• Aim of the task: Could you copy every line of the data that contains "Design"?
Supplied information below:
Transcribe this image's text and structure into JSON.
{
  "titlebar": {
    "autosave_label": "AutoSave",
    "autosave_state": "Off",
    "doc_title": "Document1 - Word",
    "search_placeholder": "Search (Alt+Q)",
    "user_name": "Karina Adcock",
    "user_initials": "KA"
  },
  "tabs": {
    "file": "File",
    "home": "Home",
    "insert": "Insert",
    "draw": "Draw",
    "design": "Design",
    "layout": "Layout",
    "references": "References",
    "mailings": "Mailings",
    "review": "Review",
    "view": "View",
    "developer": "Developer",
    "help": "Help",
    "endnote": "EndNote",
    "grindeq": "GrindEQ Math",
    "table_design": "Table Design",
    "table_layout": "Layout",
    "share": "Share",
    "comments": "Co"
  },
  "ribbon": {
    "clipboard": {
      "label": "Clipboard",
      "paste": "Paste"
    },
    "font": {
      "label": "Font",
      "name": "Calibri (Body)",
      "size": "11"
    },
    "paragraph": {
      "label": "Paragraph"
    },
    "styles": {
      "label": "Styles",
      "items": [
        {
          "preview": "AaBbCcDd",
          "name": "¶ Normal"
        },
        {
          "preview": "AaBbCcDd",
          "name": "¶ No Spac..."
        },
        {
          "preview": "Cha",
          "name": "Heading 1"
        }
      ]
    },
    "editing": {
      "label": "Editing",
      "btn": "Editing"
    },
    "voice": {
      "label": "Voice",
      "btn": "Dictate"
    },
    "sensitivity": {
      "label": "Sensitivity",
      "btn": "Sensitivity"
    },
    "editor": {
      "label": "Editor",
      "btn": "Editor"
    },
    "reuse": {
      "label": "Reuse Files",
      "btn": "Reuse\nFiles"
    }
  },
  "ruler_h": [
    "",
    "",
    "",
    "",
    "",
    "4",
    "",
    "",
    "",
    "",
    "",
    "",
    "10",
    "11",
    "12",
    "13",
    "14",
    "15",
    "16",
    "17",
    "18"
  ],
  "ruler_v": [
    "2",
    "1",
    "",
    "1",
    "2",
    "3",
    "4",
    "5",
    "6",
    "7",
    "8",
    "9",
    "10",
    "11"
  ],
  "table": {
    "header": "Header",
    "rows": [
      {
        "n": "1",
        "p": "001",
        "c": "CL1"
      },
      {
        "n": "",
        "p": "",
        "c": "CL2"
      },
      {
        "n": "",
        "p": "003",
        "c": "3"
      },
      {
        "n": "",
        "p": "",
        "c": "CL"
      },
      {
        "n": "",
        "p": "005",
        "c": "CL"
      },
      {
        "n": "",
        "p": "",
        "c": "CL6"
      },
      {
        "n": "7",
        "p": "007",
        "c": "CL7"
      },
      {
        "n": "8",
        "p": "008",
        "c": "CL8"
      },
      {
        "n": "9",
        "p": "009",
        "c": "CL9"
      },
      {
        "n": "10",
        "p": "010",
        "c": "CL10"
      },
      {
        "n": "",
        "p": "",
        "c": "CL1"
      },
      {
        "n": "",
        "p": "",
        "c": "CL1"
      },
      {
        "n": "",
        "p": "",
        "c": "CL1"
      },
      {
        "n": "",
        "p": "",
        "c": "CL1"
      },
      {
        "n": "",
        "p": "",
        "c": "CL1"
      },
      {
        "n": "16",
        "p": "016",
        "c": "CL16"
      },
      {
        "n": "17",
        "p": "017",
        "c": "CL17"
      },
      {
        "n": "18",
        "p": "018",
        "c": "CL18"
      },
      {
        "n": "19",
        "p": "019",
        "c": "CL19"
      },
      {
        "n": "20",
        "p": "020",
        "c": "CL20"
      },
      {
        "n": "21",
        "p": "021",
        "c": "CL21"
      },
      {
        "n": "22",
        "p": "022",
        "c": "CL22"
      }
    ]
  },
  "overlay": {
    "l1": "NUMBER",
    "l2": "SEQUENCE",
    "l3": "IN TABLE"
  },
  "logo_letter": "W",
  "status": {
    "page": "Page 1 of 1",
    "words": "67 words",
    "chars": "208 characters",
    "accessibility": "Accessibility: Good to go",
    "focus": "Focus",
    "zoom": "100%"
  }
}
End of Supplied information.
• Output of the exercise:
    "design": "Design",
    "table_design": "Table Design",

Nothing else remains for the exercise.